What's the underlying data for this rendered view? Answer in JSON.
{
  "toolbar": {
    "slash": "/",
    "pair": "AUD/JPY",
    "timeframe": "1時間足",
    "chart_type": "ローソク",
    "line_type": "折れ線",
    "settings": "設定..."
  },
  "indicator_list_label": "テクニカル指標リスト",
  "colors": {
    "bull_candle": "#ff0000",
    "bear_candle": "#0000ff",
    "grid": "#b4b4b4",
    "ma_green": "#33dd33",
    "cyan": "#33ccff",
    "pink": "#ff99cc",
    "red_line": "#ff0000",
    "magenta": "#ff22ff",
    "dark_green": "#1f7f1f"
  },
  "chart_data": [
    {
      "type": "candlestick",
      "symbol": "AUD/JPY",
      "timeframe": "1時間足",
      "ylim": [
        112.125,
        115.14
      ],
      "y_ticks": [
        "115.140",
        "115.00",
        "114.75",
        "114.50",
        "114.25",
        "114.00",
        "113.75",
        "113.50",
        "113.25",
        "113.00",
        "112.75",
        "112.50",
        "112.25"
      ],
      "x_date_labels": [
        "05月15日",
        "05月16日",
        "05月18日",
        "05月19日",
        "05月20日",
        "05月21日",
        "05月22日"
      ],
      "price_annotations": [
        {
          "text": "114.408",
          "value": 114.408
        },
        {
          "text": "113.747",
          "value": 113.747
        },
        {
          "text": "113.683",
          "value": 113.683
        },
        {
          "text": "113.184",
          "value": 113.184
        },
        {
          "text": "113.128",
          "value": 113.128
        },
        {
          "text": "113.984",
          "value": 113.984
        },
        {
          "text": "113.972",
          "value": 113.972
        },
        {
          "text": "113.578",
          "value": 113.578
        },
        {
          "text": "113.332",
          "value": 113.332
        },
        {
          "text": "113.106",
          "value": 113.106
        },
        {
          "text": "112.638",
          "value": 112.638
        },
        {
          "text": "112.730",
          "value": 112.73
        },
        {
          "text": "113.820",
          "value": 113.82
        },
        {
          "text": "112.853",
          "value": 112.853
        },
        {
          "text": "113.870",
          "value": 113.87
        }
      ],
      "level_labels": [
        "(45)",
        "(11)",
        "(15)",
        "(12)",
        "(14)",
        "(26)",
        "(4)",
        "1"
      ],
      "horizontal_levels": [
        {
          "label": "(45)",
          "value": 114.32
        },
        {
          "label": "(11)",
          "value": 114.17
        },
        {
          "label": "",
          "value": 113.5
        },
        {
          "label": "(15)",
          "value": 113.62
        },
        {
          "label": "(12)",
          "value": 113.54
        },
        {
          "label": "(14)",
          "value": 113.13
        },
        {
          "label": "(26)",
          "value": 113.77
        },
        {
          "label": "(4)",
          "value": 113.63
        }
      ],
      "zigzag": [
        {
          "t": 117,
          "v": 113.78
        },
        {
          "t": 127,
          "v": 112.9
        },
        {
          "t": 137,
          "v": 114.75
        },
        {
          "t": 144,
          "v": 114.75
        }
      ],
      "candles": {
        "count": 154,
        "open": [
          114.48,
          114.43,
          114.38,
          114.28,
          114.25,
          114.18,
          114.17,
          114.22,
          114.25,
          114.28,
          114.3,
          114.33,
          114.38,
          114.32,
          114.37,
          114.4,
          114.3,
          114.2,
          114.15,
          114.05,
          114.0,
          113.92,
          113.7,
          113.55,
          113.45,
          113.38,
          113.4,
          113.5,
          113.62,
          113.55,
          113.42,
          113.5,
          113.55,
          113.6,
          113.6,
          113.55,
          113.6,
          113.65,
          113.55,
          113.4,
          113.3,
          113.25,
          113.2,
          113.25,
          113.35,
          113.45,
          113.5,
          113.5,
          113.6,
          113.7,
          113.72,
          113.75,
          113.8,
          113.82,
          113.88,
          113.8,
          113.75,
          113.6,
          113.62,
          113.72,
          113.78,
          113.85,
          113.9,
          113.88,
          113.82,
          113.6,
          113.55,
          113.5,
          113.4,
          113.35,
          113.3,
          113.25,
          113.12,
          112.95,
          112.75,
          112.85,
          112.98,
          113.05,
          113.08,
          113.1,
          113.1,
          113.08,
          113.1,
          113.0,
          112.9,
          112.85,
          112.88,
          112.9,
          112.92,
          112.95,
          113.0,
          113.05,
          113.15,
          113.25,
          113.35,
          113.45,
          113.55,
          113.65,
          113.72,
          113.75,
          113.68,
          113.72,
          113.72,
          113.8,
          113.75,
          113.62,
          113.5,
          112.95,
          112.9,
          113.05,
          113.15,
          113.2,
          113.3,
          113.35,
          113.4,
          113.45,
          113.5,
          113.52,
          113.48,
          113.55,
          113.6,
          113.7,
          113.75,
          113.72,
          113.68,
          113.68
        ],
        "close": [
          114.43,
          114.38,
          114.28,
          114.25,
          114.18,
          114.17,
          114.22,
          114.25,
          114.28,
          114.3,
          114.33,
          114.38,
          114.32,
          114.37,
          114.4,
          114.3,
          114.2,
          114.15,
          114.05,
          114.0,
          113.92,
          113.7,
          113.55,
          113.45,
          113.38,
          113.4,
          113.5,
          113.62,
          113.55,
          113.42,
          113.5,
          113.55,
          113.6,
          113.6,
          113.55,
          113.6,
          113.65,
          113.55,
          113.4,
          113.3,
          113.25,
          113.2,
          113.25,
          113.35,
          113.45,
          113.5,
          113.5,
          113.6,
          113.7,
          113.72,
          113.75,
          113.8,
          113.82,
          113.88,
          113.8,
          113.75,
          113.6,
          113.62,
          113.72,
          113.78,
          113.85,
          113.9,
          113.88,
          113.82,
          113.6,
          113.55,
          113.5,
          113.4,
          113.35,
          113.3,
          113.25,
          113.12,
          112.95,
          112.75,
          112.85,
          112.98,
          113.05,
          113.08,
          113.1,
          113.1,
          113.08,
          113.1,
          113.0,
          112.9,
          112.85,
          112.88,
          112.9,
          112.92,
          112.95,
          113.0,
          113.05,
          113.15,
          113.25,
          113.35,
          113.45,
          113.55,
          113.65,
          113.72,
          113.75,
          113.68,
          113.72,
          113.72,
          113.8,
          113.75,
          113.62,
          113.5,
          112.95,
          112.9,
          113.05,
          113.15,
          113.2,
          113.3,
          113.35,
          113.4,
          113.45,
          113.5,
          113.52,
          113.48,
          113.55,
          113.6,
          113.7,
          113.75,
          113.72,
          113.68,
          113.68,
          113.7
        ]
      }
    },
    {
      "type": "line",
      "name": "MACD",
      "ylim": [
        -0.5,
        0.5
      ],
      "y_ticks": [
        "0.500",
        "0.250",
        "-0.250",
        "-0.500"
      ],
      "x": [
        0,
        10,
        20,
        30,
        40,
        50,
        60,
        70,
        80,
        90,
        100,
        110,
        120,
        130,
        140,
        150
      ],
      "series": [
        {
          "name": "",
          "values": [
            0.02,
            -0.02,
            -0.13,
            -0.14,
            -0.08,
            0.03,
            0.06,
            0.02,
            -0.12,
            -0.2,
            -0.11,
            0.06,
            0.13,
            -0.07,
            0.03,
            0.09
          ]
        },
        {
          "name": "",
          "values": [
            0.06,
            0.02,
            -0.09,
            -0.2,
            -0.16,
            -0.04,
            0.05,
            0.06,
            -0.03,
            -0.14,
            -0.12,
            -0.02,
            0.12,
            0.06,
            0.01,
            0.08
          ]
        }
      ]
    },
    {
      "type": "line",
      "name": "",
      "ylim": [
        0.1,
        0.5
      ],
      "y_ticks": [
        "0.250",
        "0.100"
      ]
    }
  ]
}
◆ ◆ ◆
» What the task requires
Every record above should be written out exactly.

» The completed task
What's the underlying data for this rendered view? Answer in JSON.
{
  "toolbar": {
    "slash": "/",
    "pair": "AUD/JPY",
    "timeframe": "1時間足",
    "chart_type": "ローソク",
    "line_type": "折れ線",
    "settings": "設定..."
  },
  "indicator_list_label": "テクニカル指標リスト",
  "colors": {
    "bull_candle": "#ff0000",
    "bear_candle": "#0000ff",
    "grid": "#b4b4b4",
    "ma_green": "#33dd33",
    "cyan": "#33ccff",
    "pink": "#ff99cc",
    "red_line": "#ff0000",
    "magenta": "#ff22ff",
    "dark_green": "#1f7f1f"
  },
  "chart_data": [
    {
      "type": "candlestick",
      "symbol": "AUD/JPY",
      "timeframe": "1時間足",
      "ylim": [
        112.125,
        115.14
      ],
      "y_ticks": [
        "115.140",
        "115.00",
        "114.75",
        "114.50",
        "114.25",
        "114.00",
        "113.75",
        "113.50",
        "113.25",
        "113.00",
        "112.75",
        "112.50",
        "112.25"
      ],
      "x_date_labels": [
        "05月15日",
        "05月16日",
        "05月18日",
        "05月19日",
        "05月20日",
        "05月21日",
        "05月22日"
      ],
      "price_annotations": [
        {
          "text": "114.408",
          "value": 114.408
        },
        {
          "text": "113.747",
          "value": 113.747
        },
        {
          "text": "113.683",
          "value": 113.683
        },
        {
          "text": "113.184",
          "value": 113.184
        },
        {
          "text": "113.128",
          "value": 113.128
        },
        {
          "text": "113.984",
          "value": 113.984
        },
        {
          "text": "113.972",
          "value": 113.972
        },
        {
          "text": "113.578",
          "value": 113.578
        },
        {
          "text": "113.332",
          "value": 113.332
        },
        {
          "text": "113.106",
          "value": 113.106
        },
        {
          "text": "112.638",
          "value": 112.638
        },
        {
          "text": "112.730",
          "value": 112.73
        },
        {
          "text": "113.820",
          "value": 113.82
        },
        {
          "text": "112.853",
          "value": 112.853
        },
        {
          "text": "113.870",
          "value": 113.87
        }
      ],
      "level_labels": [
        "(45)",
        "(11)",
        "(15)",
        "(12)",
        "(14)",
        "(26)",
        "(4)",
        "1"
      ],
      "horizontal_levels": [
        {
          "label": "(45)",
          "value": 114.32
        },
        {
          "label": "(11)",
          "value": 114.17
        },
        {
          "label": "",
          "value": 113.5
        },
        {
          "label": "(15)",
          "value": 113.62
        },
        {
          "label": "(12)",
          "value": 113.54
        },
        {
          "label": "(14)",
          "value": 113.13
        },
        {
          "label": "(26)",
          "value": 113.77
        },
        {
          "label": "(4)",
          "value": 113.63
        }
      ],
      "zigzag": [
        {
          "t": 117,
          "v": 113.78
        },
        {
          "t": 127,
          "v": 112.9
        },
        {
          "t": 137,
          "v": 114.75
        },
        {
          "t": 144,
          "v": 114.75
        }
      ],
      "candles": {
        "count": 154,
        "open": [
          114.48,
          114.43,
          114.38,
          114.28,
          114.25,
          114.18,
          114.17,
          114.22,
          114.25,
          114.28,
          114.3,
          114.33,
          114.38,
          114.32,
          114.37,
          114.4,
          114.3,
          114.2,
          114.15,
          114.05,
          114.0,
          113.92,
          113.7,
          113.55,
          113.45,
          113.38,
          113.4,
          113.5,
          113.62,
          113.55,
          113.42,
          113.5,
          113.55,
          113.6,
          113.6,
          113.55,
          113.6,
          113.65,
          113.55,
          113.4,
          113.3,
          113.25,
          113.2,
          113.25,
          113.35,
          113.45,
          113.5,
          113.5,
          113.6,
          113.7,
          113.72,
          113.75,
          113.8,
          113.82,
          113.88,
          113.8,
          113.75,
          113.6,
          113.62,
          113.72,
          113.78,
          113.85,
          113.9,
          113.88,
          113.82,
          113.6,
          113.55,
          113.5,
          113.4,
          113.35,
          113.3,
          113.25,
          113.12,
          112.95,
          112.75,
          112.85,
          112.98,
          113.05,
          113.08,
          113.1,
          113.1,
          113.08,
          113.1,
          113.0,
          112.9,
          112.85,
          112.88,
          112.9,
          112.92,
          112.95,
          113.0,
          113.05,
          113.15,
          113.25,
          113.35,
          113.45,
          113.55,
          113.65,
          113.72,
          113.75,
          113.68,
          113.72,
          113.72,
          113.8,
          113.75,
          113.62,
          113.5,
          112.95,
          112.9,
          113.05,
          113.15,
          113.2,
          113.3,
          113.35,
          113.4,
          113.45,
          113.5,
          113.52,
          113.48,
          113.55,
          113.6,
          113.7,
          113.75,
          113.72,
          113.68,
          113.68
        ],
        "close": [
          114.43,
          114.38,
          114.28,
          114.25,
          114.18,
          114.17,
          114.22,
          114.25,
          114.28,
          114.3,
          114.33,
          114.38,
          114.32,
          114.37,
          114.4,
          114.3,
          114.2,
          114.15,
          114.05,
          114.0,
          113.92,
          113.7,
          113.55,
          113.45,
          113.38,
          113.4,
          113.5,
          113.62,
          113.55,
          113.42,
          113.5,
          113.55,
          113.6,
          113.6,
          113.55,
          113.6,
          113.65,
          113.55,
          113.4,
          113.3,
          113.25,
          113.2,
          113.25,
          113.35,
          113.45,
          113.5,
          113.5,
          113.6,
          113.7,
          113.72,
          113.75,
          113.8,
          113.82,
          113.88,
          113.8,
          113.75,
          113.6,
          113.62,
          113.72,
          113.78,
          113.85,
          113.9,
          113.88,
          113.82,
          113.6,
          113.55,
          113.5,
          113.4,
          113.35,
          113.3,
          113.25,
          113.12,
          112.95,
          112.75,
          112.85,
          112.98,
          113.05,
          113.08,
          113.1,
          113.1,
          113.08,
          113.1,
          113.0,
          112.9,
          112.85,
          112.88,
          112.9,
          112.92,
          112.95,
          113.0,
          113.05,
          113.15,
          113.25,
          113.35,
          113.45,
          113.55,
          113.65,
          113.72,
          113.75,
          113.68,
          113.72,
          113.72,
          113.8,
          113.75,
          113.62,
          113.5,
          112.95,
          112.9,
          113.05,
          113.15,
          113.2,
          113.3,
          113.35,
          113.4,
          113.45,
          113.5,
          113.52,
          113.48,
          113.55,
          113.6,
          113.7,
          113.75,
          113.72,
          113.68,
          113.68,
          113.7
        ]
      }
    },
    {
      "type": "line",
      "name": "MACD",
      "ylim": [
        -0.5,
        0.5
      ],
      "y_ticks": [
        "0.500",
        "0.250",
        "-0.250",
        "-0.500"
      ],
      "x": [
        0,
        10,
        20,
        30,
        40,
        50,
        60,
        70,
        80,
        90,
        100,
        110,
        120,
        130,
        140,
        150
      ],
      "series": [
        {
          "name": "",
          "values": [
            0.02,
            -0.02,
            -0.13,
            -0.14,
            -0.08,
            0.03,
            0.06,
            0.02,
            -0.12,
            -0.2,
            -0.11,
            0.06,
            0.13,
            -0.07,
            0.03,
            0.09
          ]
        },
        {
          "name": "",
          "values": [
            0.06,
            0.02,
            -0.09,
            -0.2,
            -0.16,
            -0.04,
            0.05,
            0.06,
            -0.03,
            -0.14,
            -0.12,
            -0.02,
            0.12,
            0.06,
            0.01,
            0.08
          ]
        }
      ]
    },
    {
      "type": "line",
      "name": "",
      "ylim": [
        0.1,
        0.5
      ],
      "y_ticks": [
        "0.250",
        "0.100"
      ]
    }
  ]
}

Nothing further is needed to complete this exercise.